**Task to complete:** Give only the number of lines in the records that include the string "Enrollment".

**Dataset records:**
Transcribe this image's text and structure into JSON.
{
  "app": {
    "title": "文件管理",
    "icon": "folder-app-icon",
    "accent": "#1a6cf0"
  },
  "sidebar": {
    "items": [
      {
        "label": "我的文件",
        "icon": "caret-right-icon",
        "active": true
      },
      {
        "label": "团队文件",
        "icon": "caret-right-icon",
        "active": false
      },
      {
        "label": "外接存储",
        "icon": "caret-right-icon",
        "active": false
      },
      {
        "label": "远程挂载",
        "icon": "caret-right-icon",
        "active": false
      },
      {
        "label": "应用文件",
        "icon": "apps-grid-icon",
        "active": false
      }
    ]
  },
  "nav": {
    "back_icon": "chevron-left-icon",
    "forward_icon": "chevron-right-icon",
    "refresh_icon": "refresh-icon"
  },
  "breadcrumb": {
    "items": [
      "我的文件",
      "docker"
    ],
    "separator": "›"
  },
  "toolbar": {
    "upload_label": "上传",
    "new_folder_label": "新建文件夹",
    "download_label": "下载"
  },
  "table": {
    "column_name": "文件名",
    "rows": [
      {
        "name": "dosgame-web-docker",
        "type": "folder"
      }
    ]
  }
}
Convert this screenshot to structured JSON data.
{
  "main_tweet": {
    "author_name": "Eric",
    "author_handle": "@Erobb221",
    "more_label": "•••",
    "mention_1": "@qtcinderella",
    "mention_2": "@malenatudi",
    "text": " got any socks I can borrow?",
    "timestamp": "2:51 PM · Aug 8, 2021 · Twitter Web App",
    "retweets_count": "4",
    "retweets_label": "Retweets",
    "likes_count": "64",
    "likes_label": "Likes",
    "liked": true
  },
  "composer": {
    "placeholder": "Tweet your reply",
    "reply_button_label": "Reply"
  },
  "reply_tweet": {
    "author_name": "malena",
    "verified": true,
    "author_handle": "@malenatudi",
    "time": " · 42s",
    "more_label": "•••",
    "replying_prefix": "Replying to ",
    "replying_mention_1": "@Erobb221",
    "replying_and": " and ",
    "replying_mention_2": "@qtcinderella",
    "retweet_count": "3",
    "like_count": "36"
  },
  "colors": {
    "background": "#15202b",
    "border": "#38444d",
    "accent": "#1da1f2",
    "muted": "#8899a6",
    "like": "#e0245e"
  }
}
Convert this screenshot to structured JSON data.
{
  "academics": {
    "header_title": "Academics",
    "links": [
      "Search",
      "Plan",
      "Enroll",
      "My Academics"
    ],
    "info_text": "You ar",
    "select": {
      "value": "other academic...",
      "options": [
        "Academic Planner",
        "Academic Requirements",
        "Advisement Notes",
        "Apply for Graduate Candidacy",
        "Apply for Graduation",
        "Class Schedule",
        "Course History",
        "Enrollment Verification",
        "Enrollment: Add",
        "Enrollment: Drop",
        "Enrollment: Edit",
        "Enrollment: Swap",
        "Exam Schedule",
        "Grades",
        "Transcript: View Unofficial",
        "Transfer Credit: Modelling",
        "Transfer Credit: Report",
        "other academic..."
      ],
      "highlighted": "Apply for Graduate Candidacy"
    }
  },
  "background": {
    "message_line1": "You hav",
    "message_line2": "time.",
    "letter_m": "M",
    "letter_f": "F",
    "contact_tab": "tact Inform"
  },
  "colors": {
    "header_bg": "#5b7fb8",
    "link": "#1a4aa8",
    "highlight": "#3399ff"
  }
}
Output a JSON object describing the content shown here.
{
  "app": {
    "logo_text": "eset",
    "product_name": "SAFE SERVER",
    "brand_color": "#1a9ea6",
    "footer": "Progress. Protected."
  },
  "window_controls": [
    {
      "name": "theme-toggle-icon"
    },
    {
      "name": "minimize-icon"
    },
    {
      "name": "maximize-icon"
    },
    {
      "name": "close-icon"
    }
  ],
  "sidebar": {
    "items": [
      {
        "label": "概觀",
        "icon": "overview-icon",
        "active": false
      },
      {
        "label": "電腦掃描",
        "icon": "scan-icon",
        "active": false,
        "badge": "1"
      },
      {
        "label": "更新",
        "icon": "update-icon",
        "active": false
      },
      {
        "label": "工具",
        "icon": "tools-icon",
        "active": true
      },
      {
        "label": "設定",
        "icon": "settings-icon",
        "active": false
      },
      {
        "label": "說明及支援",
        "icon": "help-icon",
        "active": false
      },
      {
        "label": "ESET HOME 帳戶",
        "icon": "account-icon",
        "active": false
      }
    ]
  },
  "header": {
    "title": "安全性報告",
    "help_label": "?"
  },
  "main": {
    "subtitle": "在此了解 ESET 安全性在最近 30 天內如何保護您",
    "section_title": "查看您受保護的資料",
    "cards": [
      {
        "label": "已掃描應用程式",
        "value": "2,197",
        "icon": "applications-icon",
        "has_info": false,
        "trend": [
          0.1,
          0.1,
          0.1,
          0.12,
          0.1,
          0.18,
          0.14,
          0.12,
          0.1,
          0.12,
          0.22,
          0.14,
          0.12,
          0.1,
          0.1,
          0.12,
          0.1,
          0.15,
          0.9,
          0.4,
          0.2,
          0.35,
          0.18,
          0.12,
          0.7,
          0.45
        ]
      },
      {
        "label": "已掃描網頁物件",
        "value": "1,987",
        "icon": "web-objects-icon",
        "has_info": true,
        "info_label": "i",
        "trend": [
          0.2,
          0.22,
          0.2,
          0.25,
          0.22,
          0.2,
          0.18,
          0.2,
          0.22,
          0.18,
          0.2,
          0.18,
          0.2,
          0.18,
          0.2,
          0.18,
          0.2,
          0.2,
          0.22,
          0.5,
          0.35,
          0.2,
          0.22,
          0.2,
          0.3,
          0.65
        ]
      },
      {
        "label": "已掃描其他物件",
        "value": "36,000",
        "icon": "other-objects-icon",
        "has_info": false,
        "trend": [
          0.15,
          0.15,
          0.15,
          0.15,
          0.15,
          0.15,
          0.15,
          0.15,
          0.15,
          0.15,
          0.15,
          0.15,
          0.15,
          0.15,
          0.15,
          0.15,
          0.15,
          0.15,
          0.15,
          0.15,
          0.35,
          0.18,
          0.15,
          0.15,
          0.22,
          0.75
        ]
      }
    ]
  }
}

**Completed exercise:** 5